=== Dataset excerpts ===

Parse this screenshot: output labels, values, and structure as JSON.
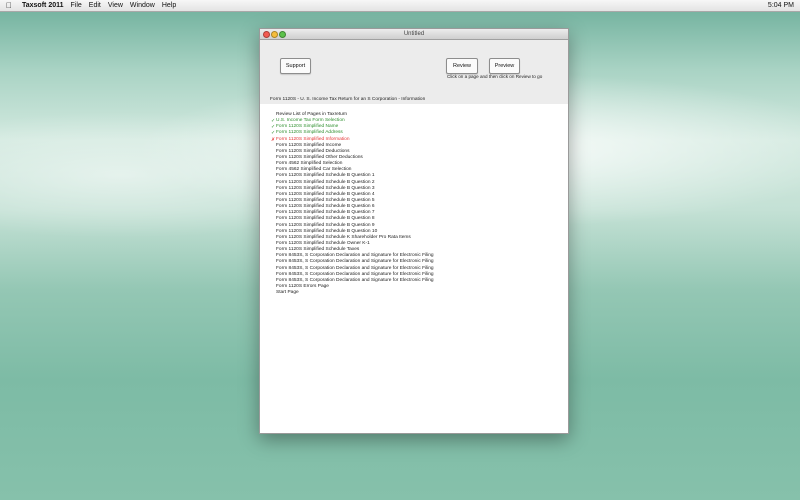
{
  "menubar": {
    "apple_icon": "apple-logo-icon",
    "app_name": "Taxsoft 2011",
    "menus": [
      "File",
      "Edit",
      "View",
      "Window",
      "Help"
    ],
    "clock": "5:04 PM"
  },
  "window": {
    "title": "Untitled",
    "buttons": {
      "support": "Support",
      "review": "Review",
      "preview": "Preview"
    },
    "hint": "Click on a page and then click on Review to go",
    "form_title": "Form 1120S - U. S. Income Tax Return for an S Corporation - Information",
    "list_heading": "Review List of Pages in Taxreturn",
    "pages": [
      {
        "label": "U.S. Income Tax Form Selection",
        "status": "done"
      },
      {
        "label": "Form 1120S Simplified Name",
        "status": "done"
      },
      {
        "label": "Form 1120S Simplified Address",
        "status": "done"
      },
      {
        "label": "Form 1120S Simplified Information",
        "status": "error"
      },
      {
        "label": "Form 1120S Simplified Income",
        "status": ""
      },
      {
        "label": "Form 1120S Simplified Deductions",
        "status": ""
      },
      {
        "label": "Form 1120S Simplified Other Deductions",
        "status": ""
      },
      {
        "label": "Form 4562 Simplified Selection",
        "status": ""
      },
      {
        "label": "Form 4562 Simplified Car Selection",
        "status": ""
      },
      {
        "label": "Form 1120S Simplified Schedule B Question 1",
        "status": ""
      },
      {
        "label": "Form 1120S Simplified Schedule B Question 2",
        "status": ""
      },
      {
        "label": "Form 1120S Simplified Schedule B Question 3",
        "status": ""
      },
      {
        "label": "Form 1120S Simplified Schedule B Question 4",
        "status": ""
      },
      {
        "label": "Form 1120S Simplified Schedule B Question 5",
        "status": ""
      },
      {
        "label": "Form 1120S Simplified Schedule B Question 6",
        "status": ""
      },
      {
        "label": "Form 1120S Simplified Schedule B Question 7",
        "status": ""
      },
      {
        "label": "Form 1120S Simplified Schedule B Question 8",
        "status": ""
      },
      {
        "label": "Form 1120S Simplified Schedule B Question 9",
        "status": ""
      },
      {
        "label": "Form 1120S Simplified Schedule B Question 10",
        "status": ""
      },
      {
        "label": "Form 1120S Simplified Schedule K Shareholder Pro Rata Items",
        "status": ""
      },
      {
        "label": "Form 1120S Simplified Schedule Owner K-1",
        "status": ""
      },
      {
        "label": "Form 1120S Simplified Schedule Taxes",
        "status": ""
      },
      {
        "label": "Form 8453S, S Corporation Declaration and Signature for Electronic Filing",
        "status": ""
      },
      {
        "label": "Form 8453S, S Corporation Declaration and Signature for Electronic Filing",
        "status": ""
      },
      {
        "label": "Form 8453S, S Corporation Declaration and Signature for Electronic Filing",
        "status": ""
      },
      {
        "label": "Form 8453S, S Corporation Declaration and Signature for Electronic Filing",
        "status": ""
      },
      {
        "label": "Form 8453S, S Corporation Declaration and Signature for Electronic Filing",
        "status": ""
      },
      {
        "label": "Form 1120S Errors Page",
        "status": ""
      },
      {
        "label": "Start Page",
        "status": ""
      }
    ]
  },
  "colors": {
    "done": "#2e8f2e",
    "error": "#e53535"
  }
}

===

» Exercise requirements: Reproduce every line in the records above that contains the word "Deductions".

» Solution for this problem:
        "label": "Form 1120S Simplified Deductions",
        "label": "Form 1120S Simplified Other Deductions",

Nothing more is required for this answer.